Teaching young children empathy and modeling empathic behaviors around infants, toddlers, and young children is crucial during early development. ChildSavers Child Development Services Program Specialist, Koni Garofalo, explains 3 simple steps to fostering empathy in young kids.
- What is empathy? Why is it important for kids to practice empathy?
- Step #1: Building relationships with caregivers
- Step #2: Helping young children recognize others
- Step #3: Modeling empathy for children
- Building on a foundation of empathy
- Video: Teaching Children Empathy
What is empathy? Why is it important?
Are you familiar with the phrase, “walk a mile in another’s shoes”? It’s about understanding the feelings and perspectives of other people. Empathy is the ability to take on or imagine the perspectives of others. When children develop the capacity to empathize with others at a young age, it increases social and relationships skills, and helps children better understand their own emotions.
There are a few ways we can support children as they grow in empathy.
Teaching young children empathy: Building relationships with caregivers
The first step towards teaching children empathy is building strong, secure relationships with caregivers: inside and outside of the home. Relational bonds help establish connections that help kids learn how to love and feel accepted because they experience being loved and accepted themselves.
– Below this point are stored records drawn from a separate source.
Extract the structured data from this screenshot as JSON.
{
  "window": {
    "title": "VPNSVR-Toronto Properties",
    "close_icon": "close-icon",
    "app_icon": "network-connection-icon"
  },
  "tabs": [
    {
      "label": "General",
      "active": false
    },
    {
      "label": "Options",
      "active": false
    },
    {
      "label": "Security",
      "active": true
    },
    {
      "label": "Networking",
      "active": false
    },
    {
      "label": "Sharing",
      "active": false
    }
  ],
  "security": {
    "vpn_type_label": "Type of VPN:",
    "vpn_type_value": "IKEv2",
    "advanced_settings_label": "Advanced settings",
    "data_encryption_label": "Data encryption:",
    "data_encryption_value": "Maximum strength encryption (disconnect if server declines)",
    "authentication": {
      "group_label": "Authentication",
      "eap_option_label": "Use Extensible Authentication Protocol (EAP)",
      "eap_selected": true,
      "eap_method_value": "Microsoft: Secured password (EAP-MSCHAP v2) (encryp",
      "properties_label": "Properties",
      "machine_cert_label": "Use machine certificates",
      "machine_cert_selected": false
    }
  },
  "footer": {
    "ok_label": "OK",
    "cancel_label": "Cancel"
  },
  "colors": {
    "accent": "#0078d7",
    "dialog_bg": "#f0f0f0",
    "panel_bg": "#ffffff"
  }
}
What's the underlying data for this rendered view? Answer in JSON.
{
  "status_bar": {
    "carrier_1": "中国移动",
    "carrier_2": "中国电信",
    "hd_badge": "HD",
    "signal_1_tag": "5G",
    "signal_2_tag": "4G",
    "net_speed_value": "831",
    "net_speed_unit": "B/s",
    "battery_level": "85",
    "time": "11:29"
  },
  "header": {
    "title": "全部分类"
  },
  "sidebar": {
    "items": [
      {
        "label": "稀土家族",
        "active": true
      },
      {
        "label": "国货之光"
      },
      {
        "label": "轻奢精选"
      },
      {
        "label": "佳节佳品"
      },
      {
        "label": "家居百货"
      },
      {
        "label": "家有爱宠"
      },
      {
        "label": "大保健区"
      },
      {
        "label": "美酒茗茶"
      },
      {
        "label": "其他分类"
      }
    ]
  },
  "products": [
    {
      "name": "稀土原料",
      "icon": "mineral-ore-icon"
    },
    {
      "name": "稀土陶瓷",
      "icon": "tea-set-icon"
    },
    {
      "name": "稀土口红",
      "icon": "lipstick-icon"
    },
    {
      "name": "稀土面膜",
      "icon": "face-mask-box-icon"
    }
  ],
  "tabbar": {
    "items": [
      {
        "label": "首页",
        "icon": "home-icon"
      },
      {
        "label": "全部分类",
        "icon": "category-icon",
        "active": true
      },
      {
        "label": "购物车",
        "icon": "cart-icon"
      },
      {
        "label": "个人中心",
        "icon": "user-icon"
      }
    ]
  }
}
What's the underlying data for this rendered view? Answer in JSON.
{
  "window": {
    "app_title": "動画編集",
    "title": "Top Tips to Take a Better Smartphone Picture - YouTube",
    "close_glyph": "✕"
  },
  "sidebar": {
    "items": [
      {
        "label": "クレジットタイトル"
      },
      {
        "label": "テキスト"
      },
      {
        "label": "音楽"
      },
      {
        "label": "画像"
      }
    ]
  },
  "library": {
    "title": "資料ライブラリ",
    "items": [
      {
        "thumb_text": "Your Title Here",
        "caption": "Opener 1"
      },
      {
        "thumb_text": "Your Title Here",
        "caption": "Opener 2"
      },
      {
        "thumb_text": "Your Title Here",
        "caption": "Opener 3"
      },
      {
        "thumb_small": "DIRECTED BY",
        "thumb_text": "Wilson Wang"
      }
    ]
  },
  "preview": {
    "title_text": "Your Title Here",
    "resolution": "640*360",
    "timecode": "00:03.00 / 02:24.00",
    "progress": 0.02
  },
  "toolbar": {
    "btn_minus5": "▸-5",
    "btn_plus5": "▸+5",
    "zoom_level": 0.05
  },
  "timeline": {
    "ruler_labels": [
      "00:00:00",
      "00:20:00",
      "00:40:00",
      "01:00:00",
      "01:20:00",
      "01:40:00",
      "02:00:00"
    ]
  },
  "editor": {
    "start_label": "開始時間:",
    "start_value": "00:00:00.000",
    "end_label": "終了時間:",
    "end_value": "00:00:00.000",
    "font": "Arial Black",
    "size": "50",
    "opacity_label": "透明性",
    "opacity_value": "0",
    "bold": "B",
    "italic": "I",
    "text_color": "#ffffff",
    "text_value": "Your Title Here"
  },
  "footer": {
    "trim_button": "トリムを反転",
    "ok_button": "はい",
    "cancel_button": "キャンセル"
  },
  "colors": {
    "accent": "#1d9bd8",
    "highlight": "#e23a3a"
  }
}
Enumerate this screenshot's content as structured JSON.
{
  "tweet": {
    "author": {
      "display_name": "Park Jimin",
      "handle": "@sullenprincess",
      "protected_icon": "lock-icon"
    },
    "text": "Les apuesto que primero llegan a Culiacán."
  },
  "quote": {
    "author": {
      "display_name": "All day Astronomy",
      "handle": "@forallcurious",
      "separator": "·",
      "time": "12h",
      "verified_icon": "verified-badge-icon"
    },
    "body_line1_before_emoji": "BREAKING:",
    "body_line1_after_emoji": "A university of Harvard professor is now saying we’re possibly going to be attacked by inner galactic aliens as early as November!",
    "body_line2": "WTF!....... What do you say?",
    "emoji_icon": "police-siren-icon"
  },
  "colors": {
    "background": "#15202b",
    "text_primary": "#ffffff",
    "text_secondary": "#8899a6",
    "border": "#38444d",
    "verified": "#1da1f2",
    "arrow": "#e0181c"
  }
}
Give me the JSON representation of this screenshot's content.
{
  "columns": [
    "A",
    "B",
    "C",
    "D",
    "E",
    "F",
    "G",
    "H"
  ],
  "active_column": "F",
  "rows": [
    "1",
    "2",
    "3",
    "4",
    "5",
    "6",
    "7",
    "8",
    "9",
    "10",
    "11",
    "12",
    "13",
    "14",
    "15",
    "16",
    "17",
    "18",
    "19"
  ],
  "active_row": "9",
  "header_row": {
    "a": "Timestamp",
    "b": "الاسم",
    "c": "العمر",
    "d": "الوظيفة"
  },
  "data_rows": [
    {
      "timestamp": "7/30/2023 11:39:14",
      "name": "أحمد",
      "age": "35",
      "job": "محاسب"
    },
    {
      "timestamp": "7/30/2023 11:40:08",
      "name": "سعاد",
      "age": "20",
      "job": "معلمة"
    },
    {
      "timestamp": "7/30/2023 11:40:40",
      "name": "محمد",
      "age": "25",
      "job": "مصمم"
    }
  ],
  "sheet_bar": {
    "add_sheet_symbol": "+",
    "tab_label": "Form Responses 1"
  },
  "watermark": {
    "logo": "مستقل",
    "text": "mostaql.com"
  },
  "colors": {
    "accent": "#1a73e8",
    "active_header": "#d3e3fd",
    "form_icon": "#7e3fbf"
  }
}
Helping young children recognize others
The ability to take on the perspective of another person begins with something simple: the recognization of others. With infants and toddlers, non-verbal empathy skills must be developed.
Examples of non-verbal empathy building exercises include:
- Facing infants and toddlers towards each other during tummy time
- Facing young children towards each other (and/or at an adult) during meal times
- Playing in front of a mirror, so the child can physically see themselves interacting with another person
As children develop a better understand of verbal communication, we can practice linguistic empathy building skills such as:
- Making self portraits to express present feelings, and reviewing those emotions together
- Practicing recognizing emotional cues and basic emotions in a mirror
- Pinpointing emotions with words in real time
- “Sarah looks hurt, let’s go check on her.”
- “Sarah, were you sad when she pushed you?”
- “Sarah is sad because you pushed her down. How can we make her feel better and make this right?”
- “Let’s apologize to Sarah, because she was sad when you pushed her.”
Modeling empathy for children
When adults model empathic behaviors with children and adults, they will absorb those skills. Show the children in your life what it means to be an active listener and a validator of feelings and perspectives.
We can also model empathy during playtime with kids by using puppets or dolls to act out situations that involve others’ feelings or perspectives.
Building on foundations of empathy
Empathy is a complex skill. These techniques can help build a foundation for kids to practice empathy throughout their lives. Practicing these skills at a young age will only aid relationship building, ethical behavior, and expanding their worldview as they grow up. Let’s help kids start their journey with empathy today. It’s never too late start.
Additional resources for building children’s emotional capacity and health:
- Books and Games That Help Babies and Toddlers Understand Emotions (Video)
- Four Easy Ways to Help Babies Understand and Develop Their Emotions (Video)
- How to Make A Calm Down Box in 5 Minutes
- How to Nurture Your Child As An Introvert or Extrovert
Watch: Teaching Young Children Empathy (3-Minute Video)
Koni Garofalo is a Program Specialist for the Child Development Services team at ChildSavers. She joined the CDS team in June of 2019. Koni earned her master’s degree from Walden University in Early Childhood Studies specializing in teaching adults in 2013. She has 5 years of experience in the classroom with children ages six weeks to 12 years. In her present role she serves teachers of young children, both in family day homes and child care centers, helping them further develop their skills in interacting with children. Koni is a certified observer for the toddler, pre-K, and infant CLASS tool.